The newspaper had been running a series of articles about slugs in the Home and Gardens Section — mainly about how to get rid of them. How to kill them. Our home backs onto a natural area that includes a forest, creek and pond. We’re surrounded by native landscaping. Most of the plants in our neighborhood are somewhere in this list of plants that slugs don’t eat. So, we haven’t had problems with slugs — that’s probably why I have a native banana slug as a “pet.”
Our dog and cat live inside as domestic pets family members. The birds that frequent our feeders and the fern pot slug are “wild pets.” I feed them, photograph them and observe them. Once a Band Tailed Pigeon flew into our window and passed out on the deck. Most birds that bang into the window recover after an hour or die. This pigeon youth did neither, so I put it in a pet carrier and took it to the Audubon Society. Two weeks later they gave it back to me along with another young Band Tail to release back into the wild from my house to find their flock.
A few years ago, in the middle of summer, a pair of Black Capped Chickadees raised a family of four in a 20 foot tree stump behind our house. After they left, Pileated Woodpeckers feasted on bugs in the wood, breaking down the stump until finally it crashed into the forest. Ferns and young trees now grow in the fallen stump. That’s nature — one thing leads to another — the birds used the dead tree for a nest and food. When it fell, plants grew in it. Native Banana Slugs (my slug) have their place in the cycle — they’re decomposers. They eat animal droppings and dead plant material, and turn them into soil humus. They spread seeds and spores — their defecation is a nitrogen rich fertilizer. Talk about organic!
One morning I opened the Oregonian’s Home and Gardens section and there, on page two, was a picture of a book about slugs. I tore it out and attached it to my to do list. I had to find out more about the weird little critter that lived on my front porch. In the short time I’d been paying attention to it, I’d come to see it as an individual being.
Not only did I pay extra for 2-day delivery, I tracked my order to make sure it was on its way. I checked the mailbox three times the day it was supposed to arrive. When it finally did, I screamed like a little kid on Christmas morning and right there, at the mailbox, I ripped off the wrapper and started to read.
What the Slug Says!
It seems to be warming up a bit.

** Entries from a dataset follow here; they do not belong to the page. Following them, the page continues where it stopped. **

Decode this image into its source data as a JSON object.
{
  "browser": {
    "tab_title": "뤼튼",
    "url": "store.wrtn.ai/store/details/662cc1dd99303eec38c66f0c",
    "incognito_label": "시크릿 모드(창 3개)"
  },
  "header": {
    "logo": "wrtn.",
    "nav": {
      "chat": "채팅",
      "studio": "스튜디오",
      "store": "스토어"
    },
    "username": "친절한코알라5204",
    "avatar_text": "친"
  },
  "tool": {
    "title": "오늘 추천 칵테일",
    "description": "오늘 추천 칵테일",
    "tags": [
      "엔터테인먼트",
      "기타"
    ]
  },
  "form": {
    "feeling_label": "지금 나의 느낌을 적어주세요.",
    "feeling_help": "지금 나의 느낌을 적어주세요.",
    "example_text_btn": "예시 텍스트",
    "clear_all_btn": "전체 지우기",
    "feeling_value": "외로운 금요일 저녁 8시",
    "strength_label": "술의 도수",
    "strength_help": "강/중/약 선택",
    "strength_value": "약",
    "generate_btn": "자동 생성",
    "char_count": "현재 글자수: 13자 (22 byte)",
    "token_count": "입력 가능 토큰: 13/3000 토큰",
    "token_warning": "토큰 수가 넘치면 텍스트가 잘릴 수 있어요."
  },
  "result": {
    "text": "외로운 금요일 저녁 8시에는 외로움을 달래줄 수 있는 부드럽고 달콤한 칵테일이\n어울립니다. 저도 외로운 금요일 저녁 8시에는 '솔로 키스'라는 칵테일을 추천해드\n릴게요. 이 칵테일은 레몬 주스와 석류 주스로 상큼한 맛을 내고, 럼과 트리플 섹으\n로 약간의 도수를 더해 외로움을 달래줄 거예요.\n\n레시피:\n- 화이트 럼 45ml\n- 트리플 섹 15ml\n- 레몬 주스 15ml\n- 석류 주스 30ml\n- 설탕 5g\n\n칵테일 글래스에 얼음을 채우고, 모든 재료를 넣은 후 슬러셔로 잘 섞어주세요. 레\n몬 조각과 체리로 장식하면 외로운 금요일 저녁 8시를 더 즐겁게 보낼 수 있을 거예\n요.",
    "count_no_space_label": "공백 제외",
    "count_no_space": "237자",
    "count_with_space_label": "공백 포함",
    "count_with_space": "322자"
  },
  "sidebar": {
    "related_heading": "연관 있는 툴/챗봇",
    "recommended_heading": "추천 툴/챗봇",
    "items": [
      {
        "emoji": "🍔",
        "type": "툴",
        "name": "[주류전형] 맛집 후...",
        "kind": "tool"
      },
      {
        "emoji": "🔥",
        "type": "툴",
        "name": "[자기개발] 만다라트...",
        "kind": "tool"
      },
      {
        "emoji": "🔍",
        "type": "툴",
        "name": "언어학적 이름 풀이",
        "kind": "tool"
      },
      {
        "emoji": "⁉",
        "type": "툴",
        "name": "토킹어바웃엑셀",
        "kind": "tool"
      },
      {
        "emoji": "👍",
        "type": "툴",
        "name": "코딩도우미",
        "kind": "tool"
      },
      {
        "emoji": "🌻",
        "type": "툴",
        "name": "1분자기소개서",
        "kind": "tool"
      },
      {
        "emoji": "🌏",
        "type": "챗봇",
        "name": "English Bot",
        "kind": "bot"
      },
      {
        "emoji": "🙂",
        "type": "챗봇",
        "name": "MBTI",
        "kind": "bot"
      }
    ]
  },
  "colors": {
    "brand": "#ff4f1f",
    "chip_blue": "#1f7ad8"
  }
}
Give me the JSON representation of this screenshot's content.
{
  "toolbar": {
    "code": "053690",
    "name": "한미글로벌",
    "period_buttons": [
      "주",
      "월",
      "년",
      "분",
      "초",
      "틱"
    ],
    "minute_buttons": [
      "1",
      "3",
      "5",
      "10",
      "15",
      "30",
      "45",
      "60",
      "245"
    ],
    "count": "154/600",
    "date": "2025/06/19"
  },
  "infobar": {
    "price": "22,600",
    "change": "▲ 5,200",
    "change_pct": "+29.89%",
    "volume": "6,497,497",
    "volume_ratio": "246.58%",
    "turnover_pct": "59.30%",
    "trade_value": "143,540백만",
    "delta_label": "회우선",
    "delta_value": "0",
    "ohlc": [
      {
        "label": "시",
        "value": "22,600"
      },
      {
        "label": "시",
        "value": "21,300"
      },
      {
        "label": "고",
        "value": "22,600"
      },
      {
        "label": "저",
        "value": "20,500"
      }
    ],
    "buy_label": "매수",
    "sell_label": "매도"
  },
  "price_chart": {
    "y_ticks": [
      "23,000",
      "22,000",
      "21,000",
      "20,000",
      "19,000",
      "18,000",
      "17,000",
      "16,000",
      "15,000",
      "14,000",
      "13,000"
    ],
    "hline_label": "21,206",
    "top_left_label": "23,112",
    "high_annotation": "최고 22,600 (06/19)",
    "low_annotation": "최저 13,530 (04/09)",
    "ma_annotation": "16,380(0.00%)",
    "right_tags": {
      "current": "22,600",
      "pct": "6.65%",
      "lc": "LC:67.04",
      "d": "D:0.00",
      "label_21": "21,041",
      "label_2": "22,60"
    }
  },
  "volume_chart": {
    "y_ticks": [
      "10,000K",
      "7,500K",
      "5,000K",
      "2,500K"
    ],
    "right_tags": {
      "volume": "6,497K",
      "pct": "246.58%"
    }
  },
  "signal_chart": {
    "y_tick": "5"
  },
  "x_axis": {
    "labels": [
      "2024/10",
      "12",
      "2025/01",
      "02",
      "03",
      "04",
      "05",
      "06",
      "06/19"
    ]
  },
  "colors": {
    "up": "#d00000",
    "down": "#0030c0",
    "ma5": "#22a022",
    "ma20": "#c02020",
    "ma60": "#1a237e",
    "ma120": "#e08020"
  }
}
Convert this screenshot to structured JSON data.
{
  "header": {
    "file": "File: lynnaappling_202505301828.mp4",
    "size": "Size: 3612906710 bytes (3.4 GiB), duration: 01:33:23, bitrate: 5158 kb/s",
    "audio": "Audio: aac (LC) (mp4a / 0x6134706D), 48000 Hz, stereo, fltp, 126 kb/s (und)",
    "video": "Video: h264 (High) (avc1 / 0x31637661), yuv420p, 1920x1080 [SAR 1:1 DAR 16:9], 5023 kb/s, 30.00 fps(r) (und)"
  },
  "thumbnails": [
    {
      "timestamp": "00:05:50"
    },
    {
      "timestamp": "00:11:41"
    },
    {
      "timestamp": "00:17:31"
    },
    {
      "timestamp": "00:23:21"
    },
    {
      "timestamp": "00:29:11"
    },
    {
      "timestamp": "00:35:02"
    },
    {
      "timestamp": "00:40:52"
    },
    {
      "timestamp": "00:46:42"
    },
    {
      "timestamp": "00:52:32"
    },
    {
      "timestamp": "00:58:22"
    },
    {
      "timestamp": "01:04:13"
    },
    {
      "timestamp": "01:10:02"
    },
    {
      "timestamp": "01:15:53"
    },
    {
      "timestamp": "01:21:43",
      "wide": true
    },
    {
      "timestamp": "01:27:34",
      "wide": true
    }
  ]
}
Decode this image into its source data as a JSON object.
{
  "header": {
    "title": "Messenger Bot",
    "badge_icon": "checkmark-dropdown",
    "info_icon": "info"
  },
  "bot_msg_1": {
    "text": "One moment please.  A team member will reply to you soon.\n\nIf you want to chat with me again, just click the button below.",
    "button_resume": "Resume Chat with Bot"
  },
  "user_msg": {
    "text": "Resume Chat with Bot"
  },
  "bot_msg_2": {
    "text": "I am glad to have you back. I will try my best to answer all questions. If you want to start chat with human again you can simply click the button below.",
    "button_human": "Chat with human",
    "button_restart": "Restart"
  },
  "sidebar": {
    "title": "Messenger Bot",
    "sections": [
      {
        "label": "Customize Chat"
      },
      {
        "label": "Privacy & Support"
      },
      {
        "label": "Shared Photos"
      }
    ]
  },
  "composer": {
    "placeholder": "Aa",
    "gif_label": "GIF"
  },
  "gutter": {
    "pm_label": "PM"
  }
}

I feel a vacation coming soon.
*Note to readers: We’re catching up on the pet slug history. When we reach current time we’ll post a daily slug pot report – read on — it gets better. )